With extraordinary exception, people holding power rarely listen with any sincerity to voices examining oppressive systems, let alone fund those mechanisms to be heard.
And why would they? That is “privilege” in grand purity; the ability to insulate yourself from voices carrying the pain, plights and aspirations of others, while they are forced to regularly endure yours.
That privilege snakes through too many newsrooms and wider society, where the optics of people of color come at the expense of their authentic selves. Of the 17% of POC journalists working in daily newsrooms, few hold high level editor or senior management positions.
These are the positions that hold the ability to attune the public’s attention toward who and what is deemed important. When that power rests with people who have little experiential connection with an increasingly diverse population, many objectively important news items are too often left out: anti-transgender violence, the invisible HIV crisis impacting the Latinx community, the chronic racial wealth gap between Black and white Americans.
But there is an alternative.
What if a citizen, no matter their economic means, could contribute significantly to the type of journalism serving their community?
As crisis roils through journalism and disproportionately impacts the working class and communities of color, we have to find a sustainable way to serve those demographics. That means reducing journalism’s reliance on either the financial precariousness of a shrinking subscriber base, or the whims of “benevolent” billionaires and angel donors.
With parallel aims of mitigating money’s influence on our local democracy, why not fashion a support system for local media after Seattle’s Democracy Voucher program?
Annually, every citizen would receive a select number of vouchers — call them Truth Tokens — to direct toward their preferred local outlet. Whatever someone’s political leanings, ideals or values they could give all, or some, of their vouchers to an organization they gauged as a reliable source of “real news.”
Not only would such a program spur the rise of a more diverse media ecosystem. With a focus on localized media, it might also lead to greater trust in the industry as a whole at a time when confidence in the news media has seen an abysmal decline.

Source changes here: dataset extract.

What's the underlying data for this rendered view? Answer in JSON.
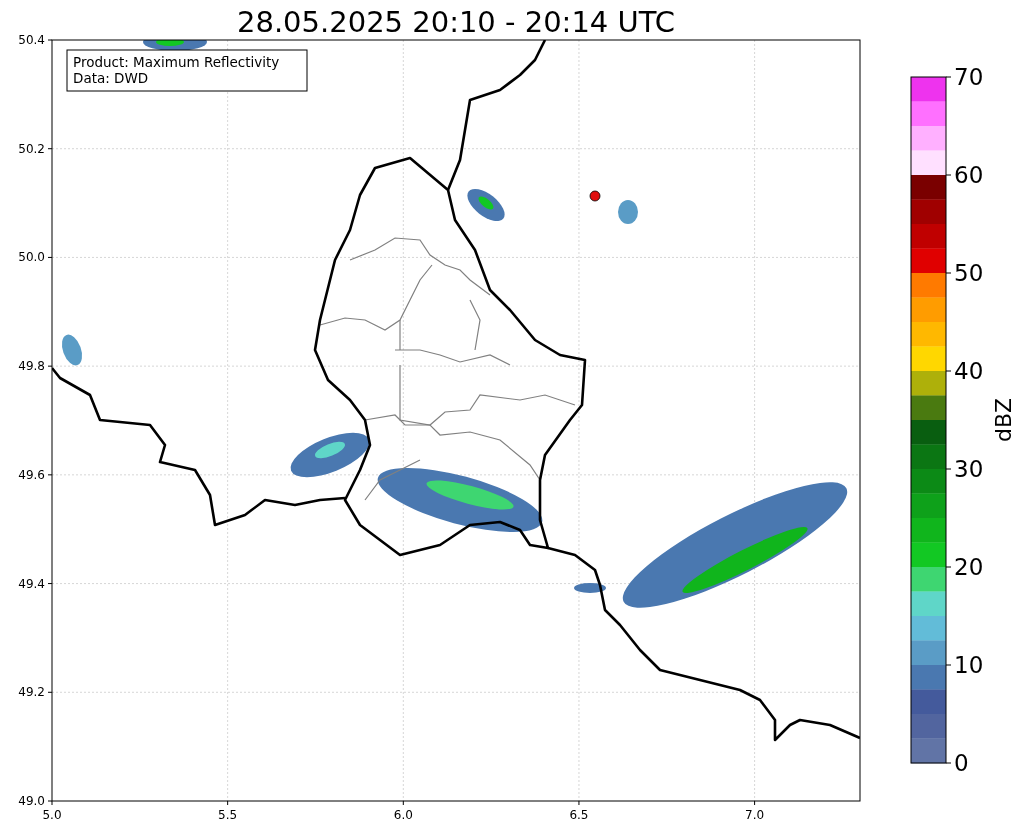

How to pay for such a program? The natural source of funding would be the flush tech behemoths responsible for destroying much of journalism’s old revenue-generating models. The city would put a small tax on every advertisement placed through Google, Facebook and Twitter, targeted at a Seattle audience, whether or not the ad buyer is from Seattle.
The approach, already developed by journalism advocacy group Free Press, functions much like a carbon tax, except it counters the “pollution of the civic discourse” by social media content.
The city already uses public money in a less participatory manner to finance The Seattle Channel, paid for by fees collected from the cable cartel of CenturyLink, Comcast and Wave Division I.
It may be a drastic shift in how we think about sustainable journalism, but it’s one worth making. A free press, after all, is the one mechanism above all others that, in the right hands, can be a leveler of society, allowing a community to outshout the lies and stereotypes projected onto it.
That is the legacy of a publication like the Seattle Globalist, placing the power of story in the hands of those who needed it most.
Initially founded by three white people, including Partnow, as a way to bridge the international community with Seattle, the Globalist gradually evolved to emphasize social justice reporting and high quality mentorship programs for aspiring journalists at the behest of the community it served.
“We wanted to be what the community wanted and had to be susceptible to change. That’s hard for bureaucratic newsrooms to do most of the time,” says Partnow.
And as the Globalist currently calls upon its community again for financial support and feedback in whatever pathway it might take, Partnow has a request for anyone valuing the equalizing properties of a diverse media:
Listen to the need and respond accordingly.